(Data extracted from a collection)
BEGIN

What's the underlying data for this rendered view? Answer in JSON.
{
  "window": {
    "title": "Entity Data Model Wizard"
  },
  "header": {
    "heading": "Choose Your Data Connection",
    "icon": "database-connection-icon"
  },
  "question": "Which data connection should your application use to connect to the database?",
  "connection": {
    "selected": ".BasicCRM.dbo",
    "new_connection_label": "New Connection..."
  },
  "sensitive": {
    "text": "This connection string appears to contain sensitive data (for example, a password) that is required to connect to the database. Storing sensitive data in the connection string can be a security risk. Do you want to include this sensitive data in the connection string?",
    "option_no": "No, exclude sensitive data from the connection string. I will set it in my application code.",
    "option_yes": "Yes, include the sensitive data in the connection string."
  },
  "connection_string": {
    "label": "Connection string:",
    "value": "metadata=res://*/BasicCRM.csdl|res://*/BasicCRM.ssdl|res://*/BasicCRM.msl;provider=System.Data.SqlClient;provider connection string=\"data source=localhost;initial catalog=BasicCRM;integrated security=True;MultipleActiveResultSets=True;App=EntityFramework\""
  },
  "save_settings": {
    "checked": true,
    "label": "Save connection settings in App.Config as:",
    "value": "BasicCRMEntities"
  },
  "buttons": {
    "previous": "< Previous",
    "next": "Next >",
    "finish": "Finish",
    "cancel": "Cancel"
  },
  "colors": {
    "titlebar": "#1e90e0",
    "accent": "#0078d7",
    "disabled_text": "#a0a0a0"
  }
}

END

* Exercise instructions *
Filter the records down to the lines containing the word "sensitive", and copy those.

* Response to this task *
  "sensitive": {
    "text": "This connection string appears to contain sensitive data (for example, a password) that is required to connect to the database. Storing sensitive data in the connection string can be a security risk. Do you want to include this sensitive data in the connection string?",
    "option_no": "No, exclude sensitive data from the connection string. I will set it in my application code.",
    "option_yes": "Yes, include the sensitive data in the connection string."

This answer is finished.